The fact that these cats have strong hunting instincts cannot be ignored, especially if there are smaller pets in the home such as birds and rodents. Take care these vulnerable pets are appropriately housed for their own safety.

It should also be noted that Wedgies are natural climbers, so it's a very good idea to provide them with an indoor cat tree, so they can get plenty of exercise and perch themselves high as they often love to do.

Health Issues

By and large, the breed is relatively robust, but there are two health conditions that breeders are currently dealing with.

Glycogen Storage Disease Type IV

Norwegian Forest kitten

Glycogen Storage Disease type IV is caused by the absence of the glycogen branching enzyme, which affects the way glucose is stored and metabolized in the body. Most kittens with this defect are either stillborn or die shortly after birth. Others do not begin to display symptoms of the condition until they are a few months old.Symptoms include:

  • Muscle tremors and spasms
  • Weakness
  • Difficulty walking
  • Stiff joints

The disease progresses to severe disability and eventual death. At present, there is no treatment or cure for the disease, and responsible breeders are removing traceable carrier animals from breeding programs. Veterinary researchers are trying to develop a DNA test to make it easier to identify affected kittens.

Retinal Dysplasia

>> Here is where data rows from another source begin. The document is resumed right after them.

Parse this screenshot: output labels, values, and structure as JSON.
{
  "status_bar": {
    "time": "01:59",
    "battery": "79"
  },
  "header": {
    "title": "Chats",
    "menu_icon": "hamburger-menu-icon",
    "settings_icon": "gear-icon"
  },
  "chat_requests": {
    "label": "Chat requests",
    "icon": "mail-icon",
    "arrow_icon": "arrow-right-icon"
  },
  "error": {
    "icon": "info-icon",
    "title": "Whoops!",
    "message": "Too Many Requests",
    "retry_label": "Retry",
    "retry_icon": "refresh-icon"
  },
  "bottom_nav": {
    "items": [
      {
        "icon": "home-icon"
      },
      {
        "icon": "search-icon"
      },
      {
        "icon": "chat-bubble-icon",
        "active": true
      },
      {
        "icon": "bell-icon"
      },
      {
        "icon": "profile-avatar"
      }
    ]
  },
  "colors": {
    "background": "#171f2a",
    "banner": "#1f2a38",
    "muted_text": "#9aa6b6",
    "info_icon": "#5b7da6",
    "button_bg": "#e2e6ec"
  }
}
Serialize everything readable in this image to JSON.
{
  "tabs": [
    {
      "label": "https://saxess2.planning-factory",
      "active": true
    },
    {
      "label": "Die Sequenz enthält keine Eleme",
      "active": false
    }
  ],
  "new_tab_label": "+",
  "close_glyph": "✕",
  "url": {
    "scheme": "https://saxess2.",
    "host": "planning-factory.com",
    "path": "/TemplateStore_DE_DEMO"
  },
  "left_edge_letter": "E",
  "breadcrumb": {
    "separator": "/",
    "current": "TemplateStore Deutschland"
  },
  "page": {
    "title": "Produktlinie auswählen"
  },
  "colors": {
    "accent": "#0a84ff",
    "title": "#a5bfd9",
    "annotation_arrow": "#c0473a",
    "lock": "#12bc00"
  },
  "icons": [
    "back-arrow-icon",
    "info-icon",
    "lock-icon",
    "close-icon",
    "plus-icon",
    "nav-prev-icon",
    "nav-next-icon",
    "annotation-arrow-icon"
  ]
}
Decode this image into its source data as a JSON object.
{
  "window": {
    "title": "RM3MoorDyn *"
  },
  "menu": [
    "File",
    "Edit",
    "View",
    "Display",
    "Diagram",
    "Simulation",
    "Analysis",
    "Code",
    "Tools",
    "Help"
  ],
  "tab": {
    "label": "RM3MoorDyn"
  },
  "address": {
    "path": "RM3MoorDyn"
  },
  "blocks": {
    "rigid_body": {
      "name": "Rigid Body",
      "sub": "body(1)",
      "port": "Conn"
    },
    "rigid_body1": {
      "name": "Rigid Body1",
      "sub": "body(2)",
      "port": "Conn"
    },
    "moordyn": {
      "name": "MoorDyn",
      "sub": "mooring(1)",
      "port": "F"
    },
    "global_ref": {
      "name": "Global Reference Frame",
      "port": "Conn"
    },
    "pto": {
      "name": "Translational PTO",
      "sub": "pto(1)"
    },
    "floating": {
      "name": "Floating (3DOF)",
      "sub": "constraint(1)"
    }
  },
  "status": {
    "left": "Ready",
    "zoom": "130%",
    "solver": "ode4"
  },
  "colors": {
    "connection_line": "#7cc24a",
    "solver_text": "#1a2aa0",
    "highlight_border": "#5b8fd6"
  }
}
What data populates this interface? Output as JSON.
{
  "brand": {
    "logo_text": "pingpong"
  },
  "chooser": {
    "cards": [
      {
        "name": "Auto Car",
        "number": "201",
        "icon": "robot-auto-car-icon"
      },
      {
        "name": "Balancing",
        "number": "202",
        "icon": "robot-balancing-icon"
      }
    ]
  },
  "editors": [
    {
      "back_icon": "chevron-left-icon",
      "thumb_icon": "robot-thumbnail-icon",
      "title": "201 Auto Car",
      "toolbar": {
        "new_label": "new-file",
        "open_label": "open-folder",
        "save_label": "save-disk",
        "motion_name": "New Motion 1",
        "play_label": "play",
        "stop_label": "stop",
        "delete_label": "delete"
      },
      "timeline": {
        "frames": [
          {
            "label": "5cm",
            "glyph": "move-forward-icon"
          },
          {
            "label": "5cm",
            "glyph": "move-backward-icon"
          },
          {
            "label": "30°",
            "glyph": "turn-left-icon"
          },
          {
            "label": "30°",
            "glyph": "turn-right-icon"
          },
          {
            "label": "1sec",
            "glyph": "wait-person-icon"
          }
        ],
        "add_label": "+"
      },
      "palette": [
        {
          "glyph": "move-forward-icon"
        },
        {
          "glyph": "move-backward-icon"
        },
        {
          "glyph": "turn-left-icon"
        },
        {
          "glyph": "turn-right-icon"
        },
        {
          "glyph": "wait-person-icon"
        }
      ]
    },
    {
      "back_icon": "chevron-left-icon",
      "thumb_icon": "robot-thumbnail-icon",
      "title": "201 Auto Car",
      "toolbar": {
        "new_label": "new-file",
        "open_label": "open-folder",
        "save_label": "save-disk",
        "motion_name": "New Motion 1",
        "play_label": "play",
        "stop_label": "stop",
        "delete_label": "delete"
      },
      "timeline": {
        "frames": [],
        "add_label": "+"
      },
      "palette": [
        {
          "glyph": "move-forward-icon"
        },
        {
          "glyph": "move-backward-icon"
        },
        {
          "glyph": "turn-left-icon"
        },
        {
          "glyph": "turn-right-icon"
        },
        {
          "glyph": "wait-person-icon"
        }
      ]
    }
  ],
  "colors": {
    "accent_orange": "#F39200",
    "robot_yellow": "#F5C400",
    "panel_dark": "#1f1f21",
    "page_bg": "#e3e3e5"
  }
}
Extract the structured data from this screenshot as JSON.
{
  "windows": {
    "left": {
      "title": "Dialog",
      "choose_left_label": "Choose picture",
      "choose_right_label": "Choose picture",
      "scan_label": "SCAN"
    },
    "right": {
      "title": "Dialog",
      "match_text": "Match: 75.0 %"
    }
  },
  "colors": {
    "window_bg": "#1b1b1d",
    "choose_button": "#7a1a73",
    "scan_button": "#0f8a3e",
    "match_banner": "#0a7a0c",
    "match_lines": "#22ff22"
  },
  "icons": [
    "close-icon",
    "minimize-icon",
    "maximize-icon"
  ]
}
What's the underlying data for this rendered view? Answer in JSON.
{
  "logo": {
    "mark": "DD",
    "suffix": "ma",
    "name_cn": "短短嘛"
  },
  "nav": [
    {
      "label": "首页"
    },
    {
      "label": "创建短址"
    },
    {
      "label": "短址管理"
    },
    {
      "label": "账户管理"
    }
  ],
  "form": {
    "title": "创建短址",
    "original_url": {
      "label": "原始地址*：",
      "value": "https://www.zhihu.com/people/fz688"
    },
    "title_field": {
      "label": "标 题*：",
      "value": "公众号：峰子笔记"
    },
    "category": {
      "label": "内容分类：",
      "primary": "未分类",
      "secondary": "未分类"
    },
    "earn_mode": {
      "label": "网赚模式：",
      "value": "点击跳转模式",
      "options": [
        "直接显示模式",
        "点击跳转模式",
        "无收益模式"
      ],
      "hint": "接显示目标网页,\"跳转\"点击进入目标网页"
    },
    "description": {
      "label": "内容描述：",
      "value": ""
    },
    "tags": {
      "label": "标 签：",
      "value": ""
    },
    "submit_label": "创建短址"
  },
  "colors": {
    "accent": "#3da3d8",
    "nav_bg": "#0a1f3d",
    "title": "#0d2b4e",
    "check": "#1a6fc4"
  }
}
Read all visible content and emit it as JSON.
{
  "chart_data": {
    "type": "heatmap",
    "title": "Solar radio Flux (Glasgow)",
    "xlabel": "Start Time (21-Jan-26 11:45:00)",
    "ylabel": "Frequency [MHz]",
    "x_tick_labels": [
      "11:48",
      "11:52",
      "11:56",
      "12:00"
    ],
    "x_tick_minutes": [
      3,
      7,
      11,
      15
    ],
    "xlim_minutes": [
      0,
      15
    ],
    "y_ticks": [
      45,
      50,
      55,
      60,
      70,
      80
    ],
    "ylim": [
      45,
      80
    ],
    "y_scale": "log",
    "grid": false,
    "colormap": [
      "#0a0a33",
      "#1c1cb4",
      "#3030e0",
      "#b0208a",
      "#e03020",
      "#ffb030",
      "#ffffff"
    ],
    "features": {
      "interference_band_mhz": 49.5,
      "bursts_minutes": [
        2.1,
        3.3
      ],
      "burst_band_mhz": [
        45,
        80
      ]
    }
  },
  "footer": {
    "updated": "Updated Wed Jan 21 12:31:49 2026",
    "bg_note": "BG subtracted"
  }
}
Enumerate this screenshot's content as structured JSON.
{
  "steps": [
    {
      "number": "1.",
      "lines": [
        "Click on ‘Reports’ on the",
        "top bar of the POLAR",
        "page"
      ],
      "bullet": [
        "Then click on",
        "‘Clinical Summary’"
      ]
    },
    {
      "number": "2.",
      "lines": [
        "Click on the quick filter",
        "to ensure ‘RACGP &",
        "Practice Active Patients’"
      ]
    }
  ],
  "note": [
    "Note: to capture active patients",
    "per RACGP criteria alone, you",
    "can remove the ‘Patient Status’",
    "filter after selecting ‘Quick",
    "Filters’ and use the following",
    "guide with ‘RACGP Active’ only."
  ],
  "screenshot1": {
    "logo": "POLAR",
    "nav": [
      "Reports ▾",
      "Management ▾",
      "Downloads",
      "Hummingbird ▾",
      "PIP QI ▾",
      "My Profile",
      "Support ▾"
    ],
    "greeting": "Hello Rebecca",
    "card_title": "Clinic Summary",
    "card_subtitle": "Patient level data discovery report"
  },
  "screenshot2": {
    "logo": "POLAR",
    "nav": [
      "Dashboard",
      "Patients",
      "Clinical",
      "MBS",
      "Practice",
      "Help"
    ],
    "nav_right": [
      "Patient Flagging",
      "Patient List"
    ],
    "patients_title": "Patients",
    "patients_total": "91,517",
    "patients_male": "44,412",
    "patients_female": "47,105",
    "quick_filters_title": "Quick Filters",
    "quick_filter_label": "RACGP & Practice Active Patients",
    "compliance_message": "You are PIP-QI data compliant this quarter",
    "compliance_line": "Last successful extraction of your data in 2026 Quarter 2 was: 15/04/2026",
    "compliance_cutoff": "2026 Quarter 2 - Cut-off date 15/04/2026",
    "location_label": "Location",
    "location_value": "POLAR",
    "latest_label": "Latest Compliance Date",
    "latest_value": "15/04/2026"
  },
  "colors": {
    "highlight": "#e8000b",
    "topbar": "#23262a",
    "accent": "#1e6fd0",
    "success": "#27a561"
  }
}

Retinal Dysplasia (RD) is a condition that causes a malformation of the eye's retina. In many cases, it simply causes small blind spots in a cat's vision that may not even be noticeable to the animal or its owner. Larger malformations may result in some vision loss or blindness.RD is basically caused by a viral infection contracted at birth, although the condition can also be inherited. There is no treatment for the condition at this time.

More Resources

Norwegian Forest Cat